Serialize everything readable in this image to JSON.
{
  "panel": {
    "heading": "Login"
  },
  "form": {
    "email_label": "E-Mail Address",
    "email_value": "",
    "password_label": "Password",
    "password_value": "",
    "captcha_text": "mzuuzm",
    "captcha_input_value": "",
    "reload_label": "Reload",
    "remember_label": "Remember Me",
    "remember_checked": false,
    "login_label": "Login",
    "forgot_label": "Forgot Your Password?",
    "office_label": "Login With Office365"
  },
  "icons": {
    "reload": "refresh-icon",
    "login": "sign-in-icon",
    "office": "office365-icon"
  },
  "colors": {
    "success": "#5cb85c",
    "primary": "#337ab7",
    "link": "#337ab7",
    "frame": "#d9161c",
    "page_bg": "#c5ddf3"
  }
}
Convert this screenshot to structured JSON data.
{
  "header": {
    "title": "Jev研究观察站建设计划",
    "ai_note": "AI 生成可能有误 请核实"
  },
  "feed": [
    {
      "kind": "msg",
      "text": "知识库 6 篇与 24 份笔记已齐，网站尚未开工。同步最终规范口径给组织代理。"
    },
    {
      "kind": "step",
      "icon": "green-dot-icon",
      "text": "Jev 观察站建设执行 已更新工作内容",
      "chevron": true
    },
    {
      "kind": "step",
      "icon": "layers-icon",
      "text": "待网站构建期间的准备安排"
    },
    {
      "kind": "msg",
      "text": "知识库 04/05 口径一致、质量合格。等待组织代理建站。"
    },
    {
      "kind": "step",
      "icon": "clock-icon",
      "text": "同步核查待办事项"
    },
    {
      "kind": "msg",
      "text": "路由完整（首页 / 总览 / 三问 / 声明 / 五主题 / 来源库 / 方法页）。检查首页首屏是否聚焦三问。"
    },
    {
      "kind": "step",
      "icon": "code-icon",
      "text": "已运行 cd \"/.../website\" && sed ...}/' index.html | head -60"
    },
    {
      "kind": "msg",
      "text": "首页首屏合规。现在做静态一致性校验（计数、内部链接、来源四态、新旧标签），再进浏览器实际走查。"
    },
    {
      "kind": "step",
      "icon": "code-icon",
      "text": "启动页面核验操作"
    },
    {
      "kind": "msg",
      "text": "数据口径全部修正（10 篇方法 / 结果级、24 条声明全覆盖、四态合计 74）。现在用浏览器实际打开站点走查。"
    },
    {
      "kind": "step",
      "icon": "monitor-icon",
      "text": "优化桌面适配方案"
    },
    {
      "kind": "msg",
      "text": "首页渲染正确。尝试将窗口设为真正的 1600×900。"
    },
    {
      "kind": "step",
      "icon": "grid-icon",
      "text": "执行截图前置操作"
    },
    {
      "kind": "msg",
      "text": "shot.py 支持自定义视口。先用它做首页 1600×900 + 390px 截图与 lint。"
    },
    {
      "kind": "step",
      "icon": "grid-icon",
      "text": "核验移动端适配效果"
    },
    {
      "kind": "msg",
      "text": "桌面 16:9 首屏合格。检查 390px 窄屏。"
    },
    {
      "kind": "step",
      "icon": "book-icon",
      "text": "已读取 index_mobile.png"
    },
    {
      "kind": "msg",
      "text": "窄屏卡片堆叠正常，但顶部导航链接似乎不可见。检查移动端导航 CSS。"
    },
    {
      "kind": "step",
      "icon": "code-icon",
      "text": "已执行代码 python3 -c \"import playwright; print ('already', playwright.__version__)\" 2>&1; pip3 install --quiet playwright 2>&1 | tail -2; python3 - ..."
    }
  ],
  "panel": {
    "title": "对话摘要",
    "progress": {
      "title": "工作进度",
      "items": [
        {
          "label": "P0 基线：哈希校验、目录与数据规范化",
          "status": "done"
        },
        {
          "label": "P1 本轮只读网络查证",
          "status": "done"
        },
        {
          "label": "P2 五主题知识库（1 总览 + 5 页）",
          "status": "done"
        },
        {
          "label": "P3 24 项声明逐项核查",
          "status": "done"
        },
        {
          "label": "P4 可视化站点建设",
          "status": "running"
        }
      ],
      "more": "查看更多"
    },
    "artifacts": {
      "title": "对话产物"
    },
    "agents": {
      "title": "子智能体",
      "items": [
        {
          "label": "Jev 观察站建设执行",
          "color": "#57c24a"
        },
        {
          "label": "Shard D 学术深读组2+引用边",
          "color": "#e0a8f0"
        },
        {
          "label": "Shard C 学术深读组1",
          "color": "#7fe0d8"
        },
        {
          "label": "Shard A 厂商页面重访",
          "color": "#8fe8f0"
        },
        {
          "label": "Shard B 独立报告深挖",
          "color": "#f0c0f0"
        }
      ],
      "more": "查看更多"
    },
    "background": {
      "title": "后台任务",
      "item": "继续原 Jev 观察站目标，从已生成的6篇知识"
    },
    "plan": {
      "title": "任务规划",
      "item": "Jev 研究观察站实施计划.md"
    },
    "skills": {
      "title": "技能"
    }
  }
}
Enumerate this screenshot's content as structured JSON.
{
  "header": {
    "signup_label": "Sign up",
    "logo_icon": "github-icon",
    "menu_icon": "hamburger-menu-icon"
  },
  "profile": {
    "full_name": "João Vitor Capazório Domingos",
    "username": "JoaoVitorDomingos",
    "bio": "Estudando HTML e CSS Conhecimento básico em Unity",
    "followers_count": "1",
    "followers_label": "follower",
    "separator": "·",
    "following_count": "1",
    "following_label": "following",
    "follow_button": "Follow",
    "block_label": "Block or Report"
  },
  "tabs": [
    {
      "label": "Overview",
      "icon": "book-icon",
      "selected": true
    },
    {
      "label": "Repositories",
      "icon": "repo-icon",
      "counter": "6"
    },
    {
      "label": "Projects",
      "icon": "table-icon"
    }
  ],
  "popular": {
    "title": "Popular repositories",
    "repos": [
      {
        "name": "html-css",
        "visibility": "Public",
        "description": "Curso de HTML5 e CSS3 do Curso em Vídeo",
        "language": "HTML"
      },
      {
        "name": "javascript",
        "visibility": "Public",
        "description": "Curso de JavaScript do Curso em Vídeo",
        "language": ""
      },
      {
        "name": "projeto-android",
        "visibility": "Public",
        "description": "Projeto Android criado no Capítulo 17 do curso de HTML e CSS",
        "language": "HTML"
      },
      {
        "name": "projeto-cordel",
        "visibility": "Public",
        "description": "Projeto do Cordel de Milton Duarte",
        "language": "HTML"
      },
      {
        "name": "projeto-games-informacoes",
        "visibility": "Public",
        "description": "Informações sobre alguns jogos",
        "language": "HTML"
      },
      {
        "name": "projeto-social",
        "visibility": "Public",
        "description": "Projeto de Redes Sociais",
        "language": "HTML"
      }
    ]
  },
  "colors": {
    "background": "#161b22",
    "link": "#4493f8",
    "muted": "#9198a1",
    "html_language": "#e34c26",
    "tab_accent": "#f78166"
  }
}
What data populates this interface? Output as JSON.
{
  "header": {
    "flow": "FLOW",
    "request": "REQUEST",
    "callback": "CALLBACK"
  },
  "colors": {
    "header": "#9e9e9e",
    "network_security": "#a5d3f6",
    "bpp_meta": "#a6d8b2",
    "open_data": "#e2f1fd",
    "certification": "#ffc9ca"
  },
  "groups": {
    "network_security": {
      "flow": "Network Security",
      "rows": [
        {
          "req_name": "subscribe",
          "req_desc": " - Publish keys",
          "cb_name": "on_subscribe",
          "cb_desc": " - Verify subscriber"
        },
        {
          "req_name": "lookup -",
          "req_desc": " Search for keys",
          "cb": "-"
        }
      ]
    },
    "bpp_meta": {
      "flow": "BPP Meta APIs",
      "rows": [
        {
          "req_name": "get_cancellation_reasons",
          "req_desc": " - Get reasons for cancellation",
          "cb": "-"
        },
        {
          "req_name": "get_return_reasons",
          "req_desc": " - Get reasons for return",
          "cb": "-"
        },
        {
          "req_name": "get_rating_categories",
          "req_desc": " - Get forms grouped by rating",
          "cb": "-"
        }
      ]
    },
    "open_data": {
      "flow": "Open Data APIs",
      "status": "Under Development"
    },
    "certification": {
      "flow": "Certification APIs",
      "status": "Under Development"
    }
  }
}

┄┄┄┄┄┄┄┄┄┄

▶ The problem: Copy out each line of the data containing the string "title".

▶ Task result:
    "title": "Jev研究观察站建设计划",
    "title": "对话摘要",
      "title": "工作进度",
      "title": "对话产物"
      "title": "子智能体",
      "title": "后台任务",
      "title": "任务规划",
      "title": "技能"
    "title": "Popular repositories",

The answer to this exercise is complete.